One Friday afternoon, a thirteen-year-old boy named Bobo strikes up a conversation with a man in a field near his residence.

“Why are you always laboring tirelessly here, sir?” asks Bobo in a nervous voice.

The man smiles, ponders the question for a moment, then replies: “I’m doing what I was called to do.”

With a bewildered look, Bobo says: “digging holes?”

Unwilling to overwhelm Bobo with excessive details, the man responds hesitantly, “yes.”

Considering the level of energy it must require to handle this man’s unfathomable workload, Bobo says, “Do you ever get tired?”

“I do, but my drive to create a better future attenuates my exhaustion.” Answers the man while pulling out a handkerchief from his pocket to wipe thick sweat and dust from his forehead.

The old man, feeling the confusion washing over Bobo, asks: “How old are you?”

“Thirteen,” says Bobo.

“Let me tell you a story,” says the man as he leads Bobo to a shaded area under a magnolia tree in the middle of the field.

“My existence, since birth, has been a succession of struggles. Shortly after I was born, my dad left the house, leaving my mom struggling to make ends meet. Before long, we were evicted from our home for failing to pay the rent. Having burned through all her savings, my single mother took several low-paying jobs and often relied on the kindness of friends and colleagues to provide us with basic life necessities. For many years, we moved from one friend’s living room to another. The earliest we could sleep was when everyone had finished watching their late-night shows. My mother thought of giving up multiple times, but my presence gave her hope. Her dedication, courage, and belief in me have inspired me to labor for a better future.”

“How can you be so sure your hard work will lead to a better tomorrow?” asks Bobo.

“What comes after day?” asks the man.

“Night,” Bobo replies.

“What follows summer?” the man inquires.

“Winter,” says Bobo as he nervously tightens his grip on his backpack shoulder straps.

“Do you think there can be a rainbow without the rain?” the man asks, contemplating the sunny blue sky.

Bobo thinks for a while, then shakes his head, “no.” After a long period of uncomfortable silence, Bobo asks, “What are you getting at?”

With a smile and a feeling of admiration for Bobo’s inexhaustible sense of curiosity. The man adds:

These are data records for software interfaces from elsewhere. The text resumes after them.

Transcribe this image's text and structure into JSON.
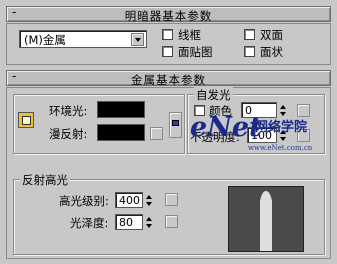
{
  "shader": {
    "title": "明暗器基本参数",
    "dropdown_value": "(M)金属",
    "wire_label": "线框",
    "two_sided_label": "双面",
    "face_map_label": "面贴图",
    "faceted_label": "面状"
  },
  "metal": {
    "title": "金属基本参数",
    "ambient_label": "环境光:",
    "diffuse_label": "漫反射:",
    "self_illum": {
      "title": "自发光",
      "color_label": "颜色",
      "color_value": "0"
    },
    "opacity_label": "不透明度:",
    "opacity_value": "100",
    "specular": {
      "title": "反射高光",
      "level_label": "高光级别:",
      "level_value": "400",
      "gloss_label": "光泽度:",
      "gloss_value": "80"
    }
  },
  "watermark": {
    "main": "eNet",
    "sub": "网络学院",
    "url": "www.eNet.com.cn"
  },
  "colors": {
    "panel_bg": "#c8c8c8",
    "swatch": "#000000",
    "lock_icon": "#e8c23a",
    "watermark": "#1b2a8a"
  }
}
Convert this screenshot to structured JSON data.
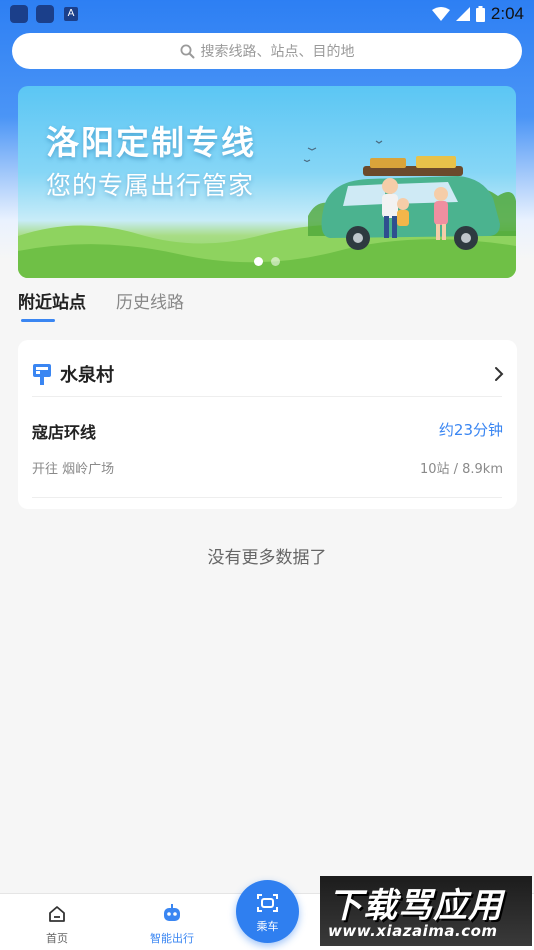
{
  "status_bar": {
    "time": "2:04",
    "icons": [
      "app-icon",
      "app-icon",
      "a-icon",
      "wifi-icon",
      "signal-icon",
      "battery-icon"
    ]
  },
  "search": {
    "placeholder": "搜索线路、站点、目的地",
    "icon": "search-icon"
  },
  "banner": {
    "title": "洛阳定制专线",
    "subtitle": "您的专属出行管家",
    "slides": 2,
    "active_slide": 1
  },
  "tabs": [
    {
      "label": "附近站点",
      "active": true
    },
    {
      "label": "历史线路",
      "active": false
    }
  ],
  "station": {
    "icon": "bus-stop-icon",
    "name": "水泉村",
    "routes": [
      {
        "name": "寇店环线",
        "eta": "约23分钟",
        "destination": "开往 烟岭广场",
        "distance": "10站 / 8.9km"
      }
    ]
  },
  "list_end_text": "没有更多数据了",
  "bottom_nav": [
    {
      "label": "首页",
      "icon": "home-icon",
      "active": false
    },
    {
      "label": "智能出行",
      "icon": "robot-icon",
      "active": true
    }
  ],
  "ride_button": {
    "label": "乘车",
    "icon": "scan-icon"
  },
  "watermark": {
    "title": "下载骂应用",
    "url": "www.xiazaima.com"
  },
  "colors": {
    "accent": "#3a86f2",
    "header_blue": "#2d7ff3",
    "background": "#f6f6f6"
  }
}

“I believe lights would be meaningless without the darkness. And to reap success, we must first sow its seeds. The universe is governed by natural laws that are infallible, immutable, and unbreakable. They hold the planets together, make the plants grow, and cause the sun to shine. They’ve maintained orders for millions of years and will continue for millennia to come. We may not see them, but we experience their effects every time we let fresh air into our lungs or experience the beating of our hearts.”

That analogy was the perfect tool to kill Bobo’s doubts and satisfy his curiosity. However, he’s not done. When the man thought Bobo was going to thank him and leave, he shoots back:

“What is the job you are doing called?”

“Gold digging,” replies the man while leaning toward his shovel.

“You are a gold digger?” asks Bobo in disbelief that he heard the man right.

“Yes,” answers the man. “Everyone possesses a gold mine. We’re all called to be gold diggers.”

“Do you mean I’m a gold digger too?” Bobo asks.

“Yes, son,” replies the man. “Your mind is your gold mine; if you dig, you’ll certainly retrieve golds. The amount of gold and time may differ, the timeframe may vary, but with hope, dedication, and perseverance, your mind will inevitably reward you with the golds that are rightfully yours.”

“I’m sure going to ask mummy about that,” answers Bobo while looking far ahead in the distance.

“One last question,” says Bobo, “What do you plan to do with those barriers?”

The man replies; “oh, those barriers?” “I don’t know what I’m going to do with them yet; I will either go over, under, around, through or smash them… but one thing I’m sure of, I’m never going back.”

Bobo realizes he’s running late. He gives the man a hug, then runs home.